[Start of Attachment]
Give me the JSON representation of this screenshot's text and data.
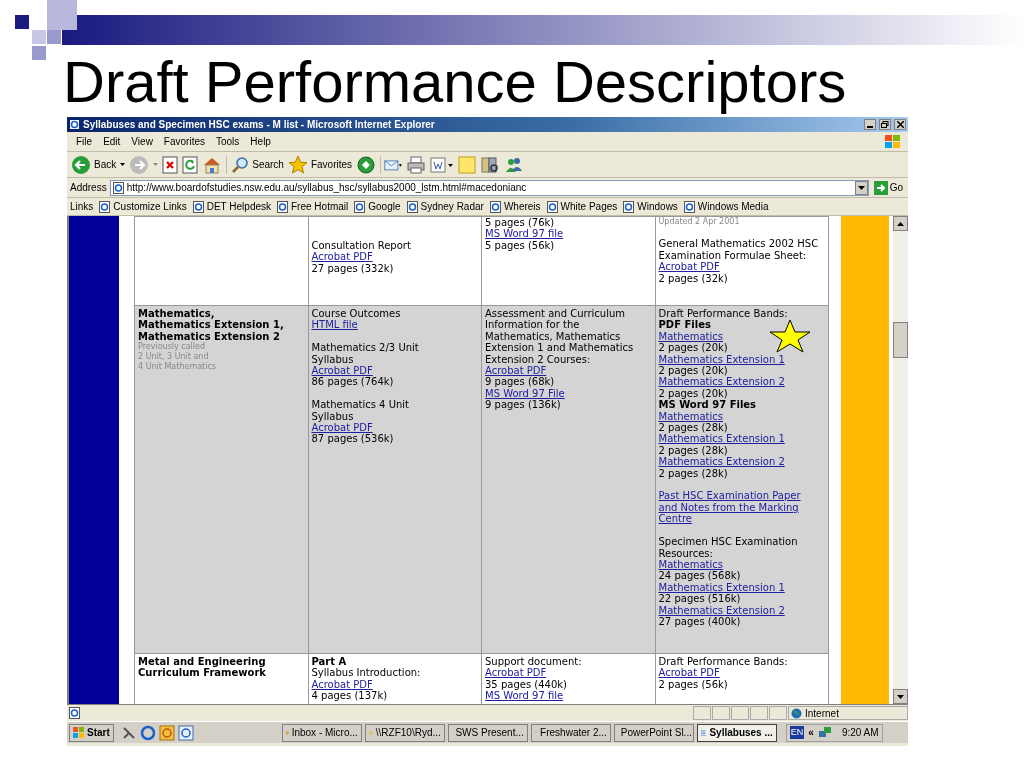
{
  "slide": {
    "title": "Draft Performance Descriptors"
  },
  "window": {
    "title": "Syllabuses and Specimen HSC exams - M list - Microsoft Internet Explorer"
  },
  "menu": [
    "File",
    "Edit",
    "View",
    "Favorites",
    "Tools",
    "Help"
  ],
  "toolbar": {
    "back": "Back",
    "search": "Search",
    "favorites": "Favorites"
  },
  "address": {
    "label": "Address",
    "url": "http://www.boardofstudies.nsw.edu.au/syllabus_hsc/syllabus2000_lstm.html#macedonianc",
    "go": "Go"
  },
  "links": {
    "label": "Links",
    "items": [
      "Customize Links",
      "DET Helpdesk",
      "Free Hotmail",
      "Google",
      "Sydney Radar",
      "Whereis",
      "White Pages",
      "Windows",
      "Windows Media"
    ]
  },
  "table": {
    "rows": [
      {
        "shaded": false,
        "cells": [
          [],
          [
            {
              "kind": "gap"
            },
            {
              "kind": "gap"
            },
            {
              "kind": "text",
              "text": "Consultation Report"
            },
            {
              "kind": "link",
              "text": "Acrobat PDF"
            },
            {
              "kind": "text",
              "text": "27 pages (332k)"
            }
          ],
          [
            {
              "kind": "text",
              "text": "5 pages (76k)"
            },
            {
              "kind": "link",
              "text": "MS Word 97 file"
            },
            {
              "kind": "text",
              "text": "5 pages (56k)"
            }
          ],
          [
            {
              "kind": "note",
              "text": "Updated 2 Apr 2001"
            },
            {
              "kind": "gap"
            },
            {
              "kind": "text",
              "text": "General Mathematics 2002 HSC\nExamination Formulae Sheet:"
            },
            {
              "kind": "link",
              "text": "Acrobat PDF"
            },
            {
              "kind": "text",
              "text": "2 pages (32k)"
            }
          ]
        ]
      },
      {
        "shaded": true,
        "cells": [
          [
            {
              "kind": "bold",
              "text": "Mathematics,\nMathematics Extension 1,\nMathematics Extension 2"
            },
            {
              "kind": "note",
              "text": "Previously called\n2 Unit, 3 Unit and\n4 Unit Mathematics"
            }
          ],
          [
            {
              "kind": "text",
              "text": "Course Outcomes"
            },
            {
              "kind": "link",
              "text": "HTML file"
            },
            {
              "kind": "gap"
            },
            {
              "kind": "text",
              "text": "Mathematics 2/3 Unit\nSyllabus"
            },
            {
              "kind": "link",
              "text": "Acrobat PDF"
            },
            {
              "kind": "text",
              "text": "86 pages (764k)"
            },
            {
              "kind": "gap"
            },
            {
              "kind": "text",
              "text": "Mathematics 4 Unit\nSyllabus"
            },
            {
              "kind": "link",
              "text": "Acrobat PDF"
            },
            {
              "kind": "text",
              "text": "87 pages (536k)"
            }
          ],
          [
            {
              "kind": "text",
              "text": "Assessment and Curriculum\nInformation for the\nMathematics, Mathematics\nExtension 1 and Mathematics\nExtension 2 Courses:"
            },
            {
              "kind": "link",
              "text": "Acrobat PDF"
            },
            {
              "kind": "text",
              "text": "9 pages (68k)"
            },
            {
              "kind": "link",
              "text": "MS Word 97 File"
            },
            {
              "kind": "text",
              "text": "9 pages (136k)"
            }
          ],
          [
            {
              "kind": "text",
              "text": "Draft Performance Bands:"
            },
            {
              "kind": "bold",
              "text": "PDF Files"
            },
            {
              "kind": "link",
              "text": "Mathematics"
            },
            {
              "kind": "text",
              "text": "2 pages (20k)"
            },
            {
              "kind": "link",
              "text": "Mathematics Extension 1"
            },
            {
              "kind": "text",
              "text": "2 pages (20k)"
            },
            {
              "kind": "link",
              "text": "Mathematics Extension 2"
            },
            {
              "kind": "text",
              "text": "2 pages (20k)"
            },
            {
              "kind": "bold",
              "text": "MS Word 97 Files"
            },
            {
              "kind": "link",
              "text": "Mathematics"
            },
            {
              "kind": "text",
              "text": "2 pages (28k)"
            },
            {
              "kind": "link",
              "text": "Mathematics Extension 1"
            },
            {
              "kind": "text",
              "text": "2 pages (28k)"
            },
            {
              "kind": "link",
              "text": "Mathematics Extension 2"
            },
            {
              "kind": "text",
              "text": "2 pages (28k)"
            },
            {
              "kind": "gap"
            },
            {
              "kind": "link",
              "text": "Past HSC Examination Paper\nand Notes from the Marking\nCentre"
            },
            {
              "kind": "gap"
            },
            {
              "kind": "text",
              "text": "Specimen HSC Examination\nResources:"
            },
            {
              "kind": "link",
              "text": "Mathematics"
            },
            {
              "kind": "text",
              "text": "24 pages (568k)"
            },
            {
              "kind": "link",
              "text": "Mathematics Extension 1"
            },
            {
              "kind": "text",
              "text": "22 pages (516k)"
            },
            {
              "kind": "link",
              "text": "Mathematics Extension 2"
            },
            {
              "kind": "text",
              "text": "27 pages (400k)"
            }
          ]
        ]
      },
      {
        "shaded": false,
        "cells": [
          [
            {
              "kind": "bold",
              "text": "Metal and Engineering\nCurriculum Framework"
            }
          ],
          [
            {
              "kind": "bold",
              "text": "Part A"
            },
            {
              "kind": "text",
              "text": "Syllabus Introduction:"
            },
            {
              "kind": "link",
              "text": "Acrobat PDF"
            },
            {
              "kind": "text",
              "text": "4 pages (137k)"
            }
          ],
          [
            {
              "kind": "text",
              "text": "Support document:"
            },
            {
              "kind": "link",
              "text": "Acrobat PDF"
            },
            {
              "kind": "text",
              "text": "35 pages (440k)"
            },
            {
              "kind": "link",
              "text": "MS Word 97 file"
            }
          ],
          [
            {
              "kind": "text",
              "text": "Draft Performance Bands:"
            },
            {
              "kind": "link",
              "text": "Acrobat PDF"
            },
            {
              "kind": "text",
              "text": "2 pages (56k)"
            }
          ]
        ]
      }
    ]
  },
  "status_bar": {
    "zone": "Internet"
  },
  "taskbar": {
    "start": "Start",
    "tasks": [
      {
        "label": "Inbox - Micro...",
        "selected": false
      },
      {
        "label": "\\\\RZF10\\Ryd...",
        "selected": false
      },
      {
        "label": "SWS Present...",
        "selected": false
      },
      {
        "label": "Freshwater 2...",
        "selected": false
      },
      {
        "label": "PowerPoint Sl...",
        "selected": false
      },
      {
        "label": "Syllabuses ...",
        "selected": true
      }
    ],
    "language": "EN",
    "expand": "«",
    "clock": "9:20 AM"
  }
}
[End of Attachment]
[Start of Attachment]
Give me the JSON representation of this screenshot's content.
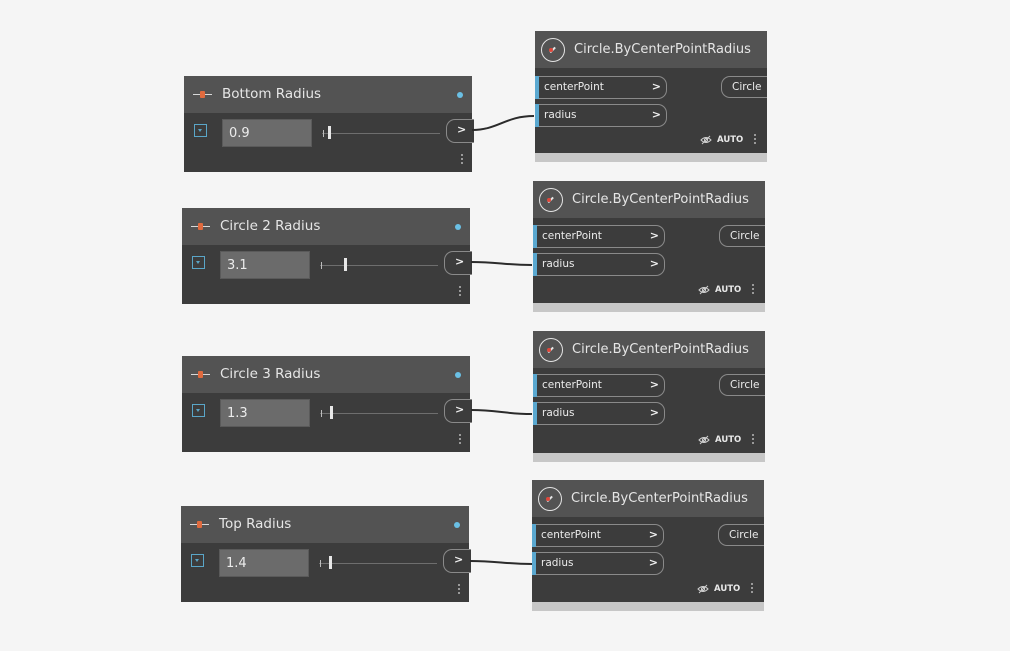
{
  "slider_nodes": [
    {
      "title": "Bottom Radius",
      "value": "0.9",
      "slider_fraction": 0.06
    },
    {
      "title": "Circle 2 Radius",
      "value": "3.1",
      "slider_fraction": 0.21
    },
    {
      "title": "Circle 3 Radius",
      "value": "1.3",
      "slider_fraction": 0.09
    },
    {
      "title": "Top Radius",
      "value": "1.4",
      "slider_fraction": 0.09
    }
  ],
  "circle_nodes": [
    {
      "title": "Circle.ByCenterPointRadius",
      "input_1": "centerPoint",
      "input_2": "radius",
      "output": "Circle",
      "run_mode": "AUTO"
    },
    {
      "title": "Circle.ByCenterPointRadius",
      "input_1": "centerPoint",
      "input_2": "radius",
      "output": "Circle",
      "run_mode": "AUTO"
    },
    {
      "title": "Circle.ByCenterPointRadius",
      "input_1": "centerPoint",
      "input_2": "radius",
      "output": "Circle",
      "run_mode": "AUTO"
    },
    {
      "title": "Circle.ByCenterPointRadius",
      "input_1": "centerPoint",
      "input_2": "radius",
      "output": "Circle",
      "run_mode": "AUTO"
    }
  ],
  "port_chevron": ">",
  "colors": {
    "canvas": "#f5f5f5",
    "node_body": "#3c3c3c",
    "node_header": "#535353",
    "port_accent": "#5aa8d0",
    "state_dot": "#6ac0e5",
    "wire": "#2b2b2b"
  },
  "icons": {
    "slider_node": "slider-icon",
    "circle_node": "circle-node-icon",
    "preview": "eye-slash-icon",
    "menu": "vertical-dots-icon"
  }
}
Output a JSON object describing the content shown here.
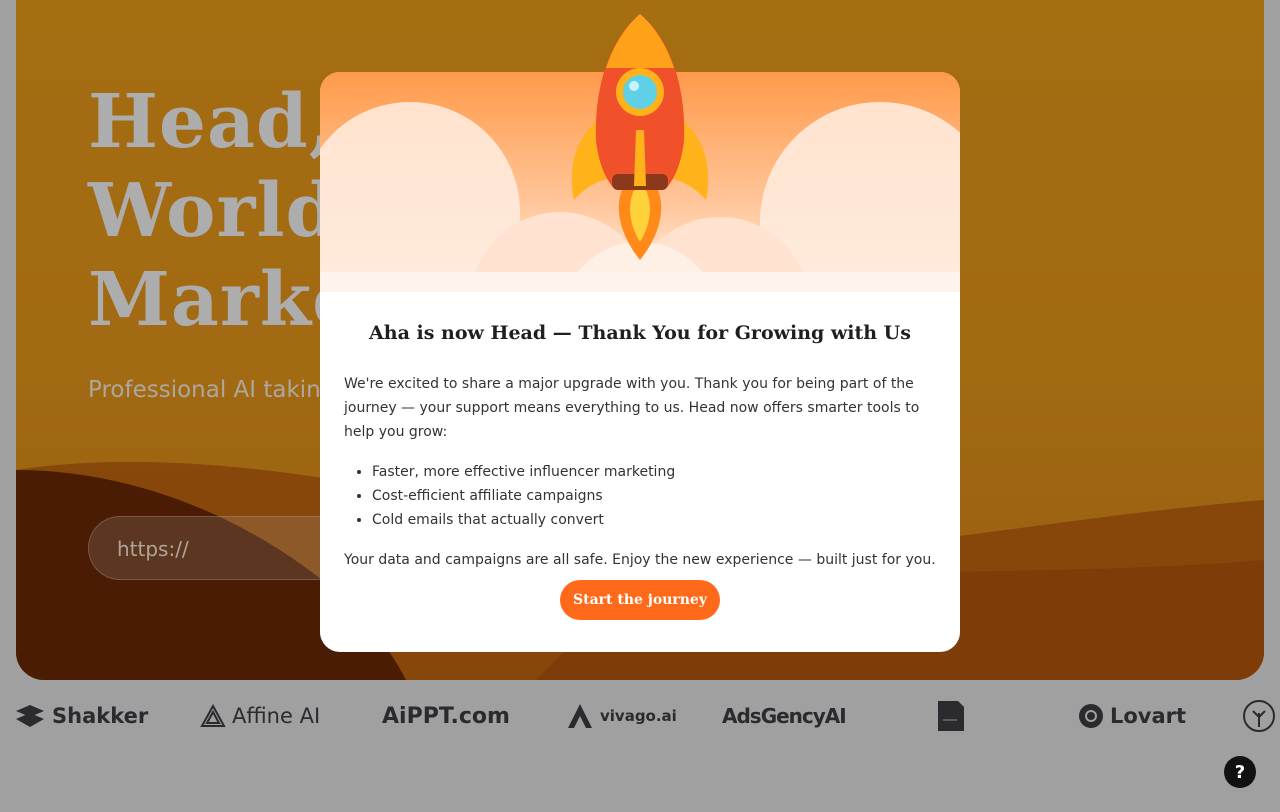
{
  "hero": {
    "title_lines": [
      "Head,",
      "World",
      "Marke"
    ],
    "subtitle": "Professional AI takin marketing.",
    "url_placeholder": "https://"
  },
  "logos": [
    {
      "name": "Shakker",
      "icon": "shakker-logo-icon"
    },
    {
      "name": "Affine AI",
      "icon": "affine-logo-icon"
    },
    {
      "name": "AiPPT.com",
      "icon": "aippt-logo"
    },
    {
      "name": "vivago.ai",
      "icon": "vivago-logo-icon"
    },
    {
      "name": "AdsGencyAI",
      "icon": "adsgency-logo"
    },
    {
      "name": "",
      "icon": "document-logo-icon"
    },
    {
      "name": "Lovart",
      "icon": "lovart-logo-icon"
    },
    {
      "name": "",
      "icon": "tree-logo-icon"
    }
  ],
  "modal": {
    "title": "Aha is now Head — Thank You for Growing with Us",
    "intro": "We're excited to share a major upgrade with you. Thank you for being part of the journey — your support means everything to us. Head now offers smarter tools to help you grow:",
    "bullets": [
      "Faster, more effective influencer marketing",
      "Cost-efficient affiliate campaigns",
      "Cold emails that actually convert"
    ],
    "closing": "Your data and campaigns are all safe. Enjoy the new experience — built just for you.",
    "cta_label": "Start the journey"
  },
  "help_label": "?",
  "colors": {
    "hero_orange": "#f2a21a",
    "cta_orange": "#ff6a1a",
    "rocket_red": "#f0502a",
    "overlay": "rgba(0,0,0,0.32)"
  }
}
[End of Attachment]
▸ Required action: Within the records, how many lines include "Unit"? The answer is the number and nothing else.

▸ Result below: 3